It is, I suppose, indicative of the gulf between our cultures that this film is marketed in France as an out-and-out comedy. The poor bastards; if this is hilarity, how do their lives play out normally? Perhaps a little too sedately paced (although it's hard to imagine how things could have been pushed along more without cocking up the narrative), Summer Things is nonetheless an affecting enough number that asks little of the audience and ultimately delivers much the same. Thanks to a great cast and some tight direction, however, it does prove to be quite fun. I guess coming from me, in relation to something French, that's praise indeed.
Craig Disko saw fit to award this movie 3 out of 5 Sly Disko Winks.

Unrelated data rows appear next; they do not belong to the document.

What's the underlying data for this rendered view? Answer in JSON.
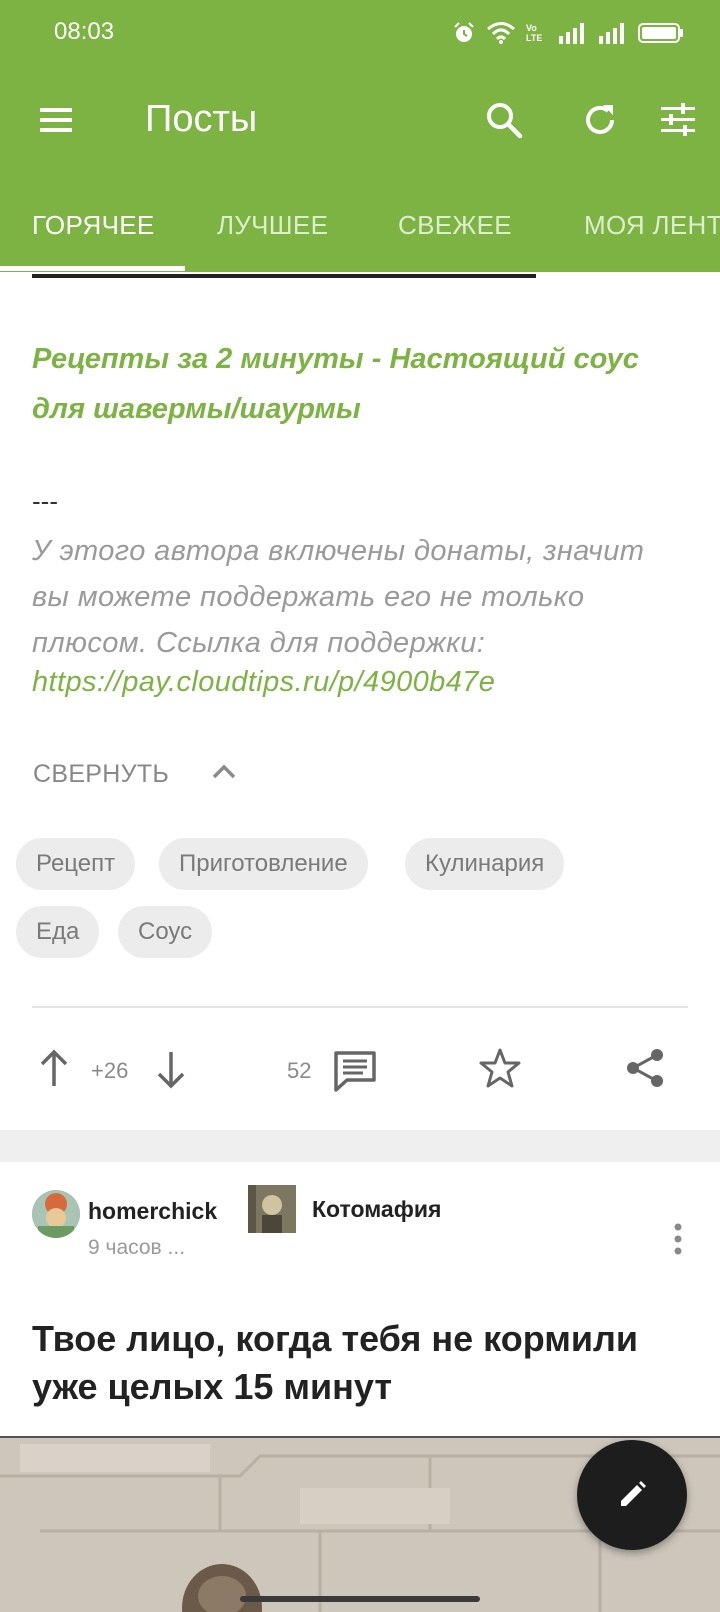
{
  "status_bar": {
    "time": "08:03",
    "network_label": "Vo LTE"
  },
  "app_bar": {
    "title": "Посты"
  },
  "tabs": [
    {
      "label": "ГОРЯЧЕЕ",
      "active": true
    },
    {
      "label": "ЛУЧШЕЕ",
      "active": false
    },
    {
      "label": "СВЕЖЕЕ",
      "active": false
    },
    {
      "label": "МОЯ ЛЕНТА",
      "active": false
    }
  ],
  "post1": {
    "link_text": "Рецепты за 2 минуты - Настоящий соус для шавермы/шаурмы",
    "separator": "---",
    "donate_text": "У этого автора включены донаты, значит вы можете поддержать его не только плюсом. Ссылка для поддержки:",
    "donate_link": "https://pay.cloudtips.ru/p/4900b47e",
    "collapse_label": "СВЕРНУТЬ",
    "tags": [
      "Рецепт",
      "Приготовление",
      "Кулинария",
      "Еда",
      "Соус"
    ],
    "rating": "+26",
    "comments": "52"
  },
  "post2": {
    "author": "homerchick",
    "time": "9 часов ...",
    "community": "Котомафия",
    "title": "Твое лицо, когда тебя не кормили уже целых 15 минут"
  },
  "colors": {
    "accent": "#7cb342",
    "fab": "#1d1d1d"
  },
  "icons": [
    "menu-icon",
    "search-icon",
    "refresh-icon",
    "filter-icon",
    "upvote-icon",
    "downvote-icon",
    "comment-icon",
    "star-icon",
    "share-icon",
    "more-icon",
    "edit-icon"
  ]
}
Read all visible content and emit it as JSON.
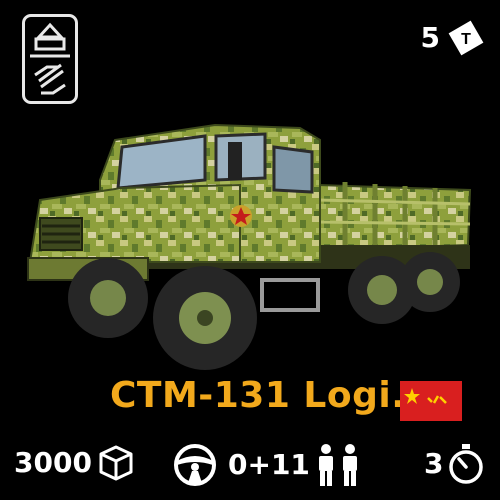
{
  "vehicle": {
    "name": "CTM-131 Logi.",
    "tier": "5",
    "class_icon": "logistics-truck-icon",
    "tier_icon": "tier-badge-icon",
    "art_icon": "military-truck-illustration",
    "faction_flag": "china-ba-yi-flag"
  },
  "stats": {
    "cargo": "3000",
    "cargo_icon": "cargo-box-icon",
    "driver_icon": "steering-wheel-icon",
    "crew": "0+11",
    "crew_icon": "passengers-icon",
    "respawn": "3",
    "respawn_icon": "stopwatch-icon"
  },
  "colors": {
    "name_color": "#f2a91c",
    "flag_red": "#d91f1f",
    "flag_gold": "#ffd000",
    "text": "#ffffff",
    "background": "#000000"
  }
}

Scott Morris says:- I feel compelled to disagree. I have nothing in particular against the French but this film is an atrocious example of sub-Wildeian farce with none of the wit; none of the intelligence. It seems well acted, although the usual foreign language disclaimer applies, it is difficult in many cases to distinguish a mediocre performance from a good one when you can't understand any of the meanings of the tone and inflection given to the dialogue. What gauls (ho-ho) me is the horrible shallowness of everyone on display here. Every character is either petty and annoying or hopelessly pathetic, making it nigh on impossible to engage with them on any level. By the end of the movie it seems only Elizabeth has any hope of redemption, any worthwhile change in character. Given the source this shift in attitude comes from the film's moral message seems dubious at best. While that may reflect life, life is rarely reflected in this film full of one-dimensional caricatures. Yes, the overly paranoid husband is amusing because his character has been written to such extremes, but it's laughable rather than clever. This film has nothing to say and takes too long to say it.
Charlotte Rampling (Elizabeth)
Denis Podalydes (Jerome)
Karin Viard (Veronique)